The two years are the time I spent in graduate school experimenting with new career options and growing emotionally. Internships, coursework, and school projects allowed me to test out different careers and industries in a low-risk way. My leadership classes and therapy also supported my emotional growth to take risks and change careers.
What was the most difficult part of your job search? How did you overcome this challenge?
The uncertainty of what comes next can be terrifying. Sticking to what is known, while unfulfilling, can be easier. I sometimes wonder if I stayed in sales, would I be a vice president and make much more money? But then I realize how miserable I would be because the work was no longer interesting and challenging.
Recognizing that my worth is not derived from my work and that my title and paycheck do not determine my value gave me the ability to take the risks necessary to seek more fulfilling work. Strategy, innovation, and operations –– this stuff is fascinating, and I am thrilled that at TCCA, I get to develop these skills every day.
I will note that starting over in a new career and industry is hard. It is humbling. I was great at what I did in my previous work; success was clearly defined, and I knew how to win. With my new career in strategy, there is no clear win, and the work is more about influencing others. There is so much I do not know and cannot control. However, growth happens in the discomfort.
I would not want it any other way.
What is the single best piece of advice you would offer other jobseekers?
Give yourself the emotional and financial space to experiment and take risks with your career.
Recognizing that your salary and title do not determine your value gives you the freedom to pursue work that is interesting and challenging. The most valuable job title I have ever had was “intern” because it gave me the humility to recognize that my work is not my worth. This emotional space opened the door for me to pursue work that was interesting and aligned with my values over a fancy title.
Beyond the emotional space, financial space is also important to be able to experiment and take risks with your career. Living below your means gives you the freedom to make career choices that are not driven by finances. My husband and I made lifestyle and financial choices so that it was possible for me to go back to school and make career choices where money wasn’t the determining factor.

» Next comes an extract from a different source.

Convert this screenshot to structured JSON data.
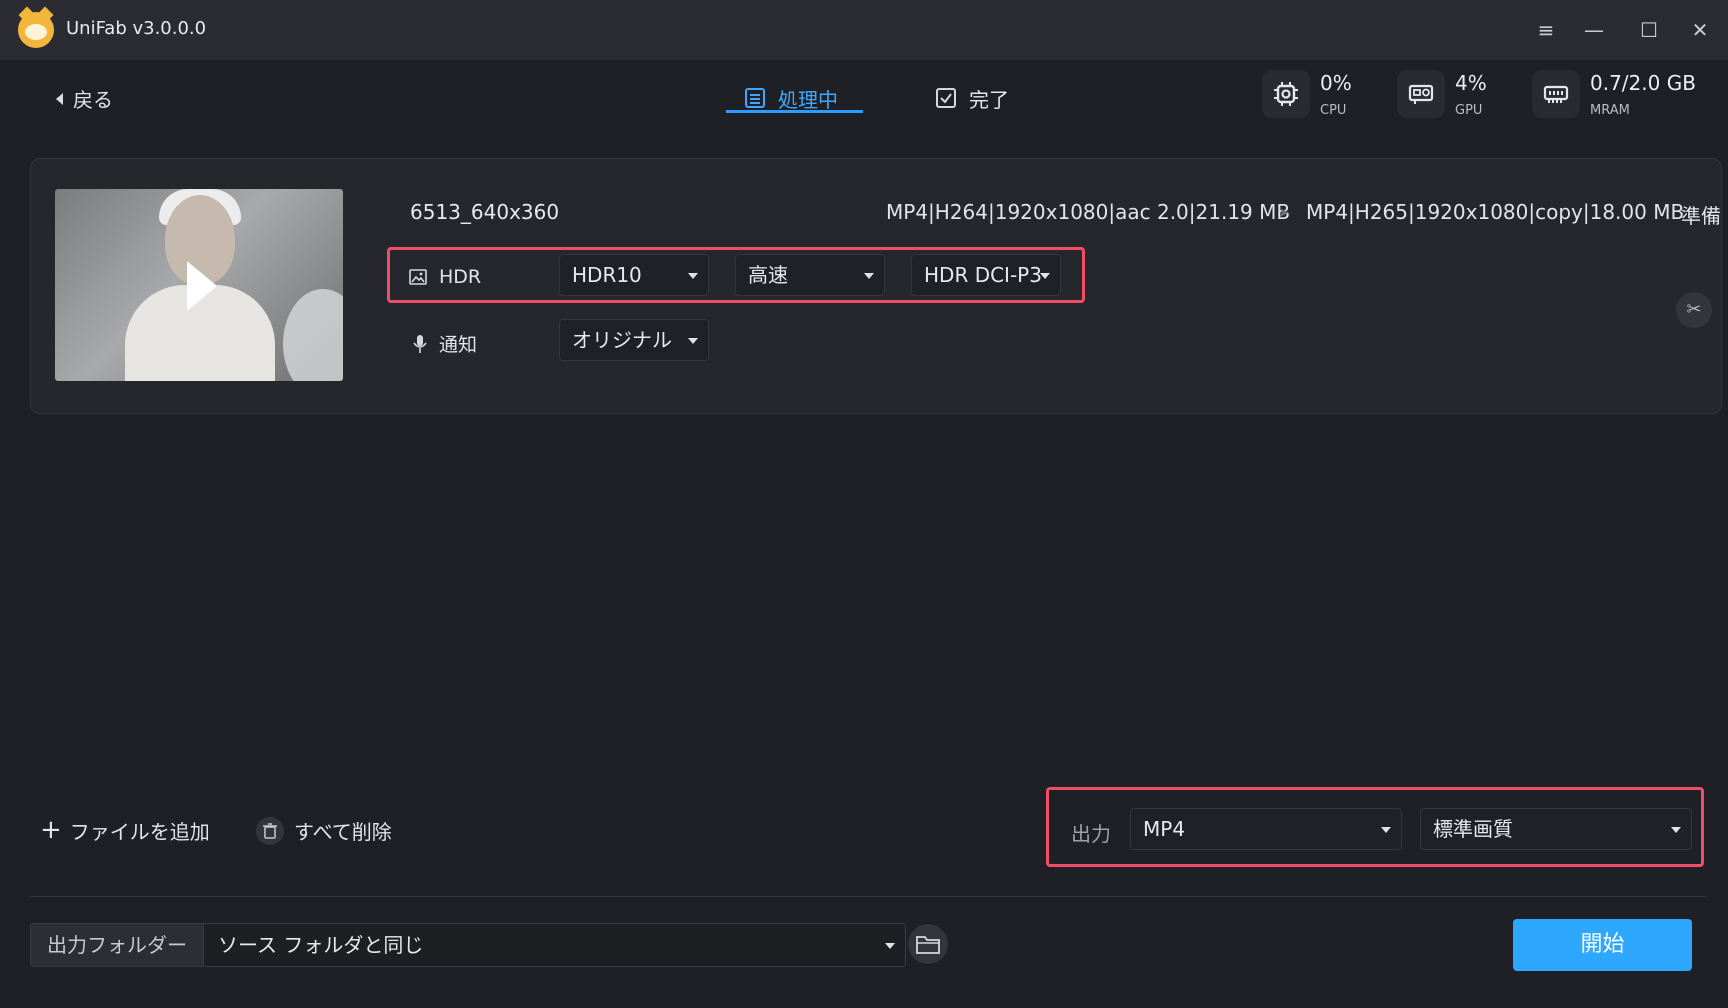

I’m grateful for the emotional and financial freedom to experiment and take risks with my career.
Why do you love your job?
I love my work because I help shape the future of an organization that has the heart and charm of a small nonprofit and the vision and ambition of a Fortune 100 company. I am developing my strategy, innovation, and operations skills to help me reach my long-term goal of starting my own business. As I do this work, I am surrounded by people who are smart, driven, and kind and love to eat as much as I do. Also, all the free cheese and ice cream is always a plus. 😊
Everyone’s job search story is different, but each individual story can inspire and empower others who are on their own unique path. We love to hear how our readers have found rewarding careers in Portland, and we want to share these stories with you to inspire you in your job search and to help us all better understand the local job market!